--- INPUT DATA ---

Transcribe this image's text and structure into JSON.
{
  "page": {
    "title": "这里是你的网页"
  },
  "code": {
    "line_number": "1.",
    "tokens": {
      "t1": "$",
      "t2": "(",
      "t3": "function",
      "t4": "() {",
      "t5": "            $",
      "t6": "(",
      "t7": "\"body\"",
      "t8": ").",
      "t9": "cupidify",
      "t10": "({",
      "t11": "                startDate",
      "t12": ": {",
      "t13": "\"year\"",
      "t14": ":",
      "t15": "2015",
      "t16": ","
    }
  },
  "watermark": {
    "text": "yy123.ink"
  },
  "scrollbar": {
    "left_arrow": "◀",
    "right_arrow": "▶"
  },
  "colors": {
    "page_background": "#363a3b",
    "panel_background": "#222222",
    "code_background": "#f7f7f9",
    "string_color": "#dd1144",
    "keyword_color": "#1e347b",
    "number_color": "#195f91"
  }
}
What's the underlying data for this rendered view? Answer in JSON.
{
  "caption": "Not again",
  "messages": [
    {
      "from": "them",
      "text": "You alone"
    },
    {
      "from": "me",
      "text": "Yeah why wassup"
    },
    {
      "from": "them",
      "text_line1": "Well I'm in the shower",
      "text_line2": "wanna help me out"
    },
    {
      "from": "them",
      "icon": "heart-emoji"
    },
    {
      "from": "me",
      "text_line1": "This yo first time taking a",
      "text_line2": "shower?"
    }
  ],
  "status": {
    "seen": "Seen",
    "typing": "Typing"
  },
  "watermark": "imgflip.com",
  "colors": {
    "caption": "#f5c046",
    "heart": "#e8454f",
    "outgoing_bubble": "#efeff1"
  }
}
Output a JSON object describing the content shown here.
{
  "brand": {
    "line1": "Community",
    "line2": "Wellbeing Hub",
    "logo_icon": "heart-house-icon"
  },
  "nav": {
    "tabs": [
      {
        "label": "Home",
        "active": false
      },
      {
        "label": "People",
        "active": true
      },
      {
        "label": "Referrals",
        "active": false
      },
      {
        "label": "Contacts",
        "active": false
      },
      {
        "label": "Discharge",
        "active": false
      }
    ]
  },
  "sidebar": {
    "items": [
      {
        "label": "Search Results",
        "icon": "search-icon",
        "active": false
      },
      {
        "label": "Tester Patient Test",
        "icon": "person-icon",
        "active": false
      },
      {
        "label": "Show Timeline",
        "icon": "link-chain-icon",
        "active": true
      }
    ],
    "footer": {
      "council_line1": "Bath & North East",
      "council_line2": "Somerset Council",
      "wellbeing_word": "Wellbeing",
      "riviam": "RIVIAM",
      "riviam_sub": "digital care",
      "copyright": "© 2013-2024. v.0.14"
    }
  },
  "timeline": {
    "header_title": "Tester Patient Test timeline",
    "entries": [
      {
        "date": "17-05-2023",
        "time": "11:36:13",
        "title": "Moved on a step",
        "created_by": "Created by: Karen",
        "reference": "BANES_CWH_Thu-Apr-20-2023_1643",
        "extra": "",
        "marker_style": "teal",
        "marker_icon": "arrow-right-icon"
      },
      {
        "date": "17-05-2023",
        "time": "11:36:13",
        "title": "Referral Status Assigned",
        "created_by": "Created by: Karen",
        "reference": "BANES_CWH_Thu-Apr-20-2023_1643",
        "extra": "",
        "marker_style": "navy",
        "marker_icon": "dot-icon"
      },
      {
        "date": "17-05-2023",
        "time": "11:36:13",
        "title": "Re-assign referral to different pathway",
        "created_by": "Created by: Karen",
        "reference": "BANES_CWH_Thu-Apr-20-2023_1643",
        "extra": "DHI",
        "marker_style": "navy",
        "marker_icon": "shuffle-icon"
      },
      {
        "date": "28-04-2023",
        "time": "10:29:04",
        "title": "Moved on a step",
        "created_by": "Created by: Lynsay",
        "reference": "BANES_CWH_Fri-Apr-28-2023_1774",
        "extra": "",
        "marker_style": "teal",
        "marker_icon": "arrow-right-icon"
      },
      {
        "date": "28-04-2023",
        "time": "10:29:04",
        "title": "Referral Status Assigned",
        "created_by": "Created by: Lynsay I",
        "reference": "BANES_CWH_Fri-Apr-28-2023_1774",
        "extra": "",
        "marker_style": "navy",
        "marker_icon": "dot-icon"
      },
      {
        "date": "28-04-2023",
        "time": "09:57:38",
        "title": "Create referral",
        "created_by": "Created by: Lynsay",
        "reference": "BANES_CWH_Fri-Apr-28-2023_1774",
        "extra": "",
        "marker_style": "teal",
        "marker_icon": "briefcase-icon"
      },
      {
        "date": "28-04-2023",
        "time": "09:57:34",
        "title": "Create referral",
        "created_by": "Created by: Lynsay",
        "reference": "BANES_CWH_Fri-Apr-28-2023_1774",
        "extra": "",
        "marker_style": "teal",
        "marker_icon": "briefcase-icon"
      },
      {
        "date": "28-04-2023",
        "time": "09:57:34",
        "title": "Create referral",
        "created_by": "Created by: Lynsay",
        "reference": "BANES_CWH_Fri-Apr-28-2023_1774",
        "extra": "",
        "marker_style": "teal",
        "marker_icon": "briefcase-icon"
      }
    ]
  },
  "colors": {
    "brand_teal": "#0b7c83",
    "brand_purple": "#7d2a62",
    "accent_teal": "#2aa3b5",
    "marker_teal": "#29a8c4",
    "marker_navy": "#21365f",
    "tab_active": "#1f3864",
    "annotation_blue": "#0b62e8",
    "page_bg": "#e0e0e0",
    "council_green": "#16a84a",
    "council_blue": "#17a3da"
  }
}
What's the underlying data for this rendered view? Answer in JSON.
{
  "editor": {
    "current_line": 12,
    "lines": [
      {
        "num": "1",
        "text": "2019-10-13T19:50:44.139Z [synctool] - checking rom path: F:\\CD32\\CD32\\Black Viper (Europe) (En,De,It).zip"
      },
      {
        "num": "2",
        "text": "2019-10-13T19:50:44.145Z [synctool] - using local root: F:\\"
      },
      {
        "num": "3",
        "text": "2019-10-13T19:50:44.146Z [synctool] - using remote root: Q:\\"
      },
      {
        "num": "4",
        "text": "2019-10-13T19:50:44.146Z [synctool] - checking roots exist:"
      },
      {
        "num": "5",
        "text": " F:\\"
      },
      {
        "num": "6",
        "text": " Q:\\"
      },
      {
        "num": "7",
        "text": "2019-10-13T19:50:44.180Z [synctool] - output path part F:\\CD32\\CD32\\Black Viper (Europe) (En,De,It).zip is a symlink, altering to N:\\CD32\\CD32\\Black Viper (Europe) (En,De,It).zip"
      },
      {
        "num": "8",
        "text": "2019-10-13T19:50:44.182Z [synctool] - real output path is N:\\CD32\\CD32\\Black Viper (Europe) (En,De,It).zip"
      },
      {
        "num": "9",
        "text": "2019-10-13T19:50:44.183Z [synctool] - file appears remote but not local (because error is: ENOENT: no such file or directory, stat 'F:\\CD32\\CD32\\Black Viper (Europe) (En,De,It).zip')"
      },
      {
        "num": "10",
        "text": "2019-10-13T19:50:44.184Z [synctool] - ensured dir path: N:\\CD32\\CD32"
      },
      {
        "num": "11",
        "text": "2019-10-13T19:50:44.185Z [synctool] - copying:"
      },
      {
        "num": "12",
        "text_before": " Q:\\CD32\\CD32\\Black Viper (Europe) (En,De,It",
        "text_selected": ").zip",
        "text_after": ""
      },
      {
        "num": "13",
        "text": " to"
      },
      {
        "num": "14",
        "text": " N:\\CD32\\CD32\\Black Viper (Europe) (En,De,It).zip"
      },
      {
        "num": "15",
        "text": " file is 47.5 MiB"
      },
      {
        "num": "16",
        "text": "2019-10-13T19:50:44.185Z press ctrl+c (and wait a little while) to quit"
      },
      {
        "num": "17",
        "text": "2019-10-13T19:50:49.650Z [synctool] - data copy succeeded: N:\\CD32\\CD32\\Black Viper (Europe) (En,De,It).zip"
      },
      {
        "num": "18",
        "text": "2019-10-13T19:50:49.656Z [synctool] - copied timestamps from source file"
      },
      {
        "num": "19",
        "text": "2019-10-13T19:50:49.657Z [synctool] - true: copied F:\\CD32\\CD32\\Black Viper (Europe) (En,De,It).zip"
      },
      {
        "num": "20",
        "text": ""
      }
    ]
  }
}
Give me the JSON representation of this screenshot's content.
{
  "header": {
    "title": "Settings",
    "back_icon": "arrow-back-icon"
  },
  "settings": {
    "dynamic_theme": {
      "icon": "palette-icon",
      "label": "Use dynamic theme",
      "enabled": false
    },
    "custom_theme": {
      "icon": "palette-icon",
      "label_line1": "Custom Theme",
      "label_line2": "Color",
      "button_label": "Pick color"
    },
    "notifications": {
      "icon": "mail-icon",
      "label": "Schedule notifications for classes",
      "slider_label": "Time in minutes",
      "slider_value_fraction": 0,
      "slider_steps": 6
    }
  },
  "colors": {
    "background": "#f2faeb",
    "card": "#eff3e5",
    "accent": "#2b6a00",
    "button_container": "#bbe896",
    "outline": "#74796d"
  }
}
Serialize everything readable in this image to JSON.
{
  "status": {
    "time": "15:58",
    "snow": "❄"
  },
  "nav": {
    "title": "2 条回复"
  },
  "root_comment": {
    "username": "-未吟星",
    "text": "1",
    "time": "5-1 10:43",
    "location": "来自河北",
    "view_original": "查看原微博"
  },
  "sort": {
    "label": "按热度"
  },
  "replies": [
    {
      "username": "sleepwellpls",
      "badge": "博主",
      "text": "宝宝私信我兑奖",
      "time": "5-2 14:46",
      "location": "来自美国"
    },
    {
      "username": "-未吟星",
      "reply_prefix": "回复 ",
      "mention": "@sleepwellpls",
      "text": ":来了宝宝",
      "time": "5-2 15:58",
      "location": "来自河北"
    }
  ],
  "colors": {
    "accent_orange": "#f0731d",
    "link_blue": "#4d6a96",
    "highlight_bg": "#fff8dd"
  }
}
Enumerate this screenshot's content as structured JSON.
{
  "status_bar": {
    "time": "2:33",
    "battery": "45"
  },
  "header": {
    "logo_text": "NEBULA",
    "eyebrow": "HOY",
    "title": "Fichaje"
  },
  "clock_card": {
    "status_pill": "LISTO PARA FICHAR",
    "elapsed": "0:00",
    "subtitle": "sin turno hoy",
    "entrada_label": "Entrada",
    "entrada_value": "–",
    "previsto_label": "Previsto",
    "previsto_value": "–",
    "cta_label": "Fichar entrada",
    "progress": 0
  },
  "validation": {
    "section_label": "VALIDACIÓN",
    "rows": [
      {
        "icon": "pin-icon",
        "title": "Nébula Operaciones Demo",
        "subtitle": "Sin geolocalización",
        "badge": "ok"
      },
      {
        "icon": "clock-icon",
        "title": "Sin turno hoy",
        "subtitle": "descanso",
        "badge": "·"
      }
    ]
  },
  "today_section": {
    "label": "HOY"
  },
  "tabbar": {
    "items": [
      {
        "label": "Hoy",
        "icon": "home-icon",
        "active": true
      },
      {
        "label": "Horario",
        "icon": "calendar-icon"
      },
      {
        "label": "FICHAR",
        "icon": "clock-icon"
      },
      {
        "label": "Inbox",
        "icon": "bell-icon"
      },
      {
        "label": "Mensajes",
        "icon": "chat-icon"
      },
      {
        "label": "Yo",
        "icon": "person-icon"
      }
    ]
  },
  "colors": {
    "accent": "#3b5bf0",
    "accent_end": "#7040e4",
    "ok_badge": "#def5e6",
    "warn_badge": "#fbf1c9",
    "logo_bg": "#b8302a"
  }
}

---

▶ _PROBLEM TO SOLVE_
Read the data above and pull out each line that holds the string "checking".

▶ _EXERCISE SOLUTION_
        "text": "2019-10-13T19:50:44.139Z [synctool] - checking rom path: F:\\CD32\\CD32\\Black Viper (Europe) (En,De,It).zip"
        "text": "2019-10-13T19:50:44.146Z [synctool] - checking roots exist:"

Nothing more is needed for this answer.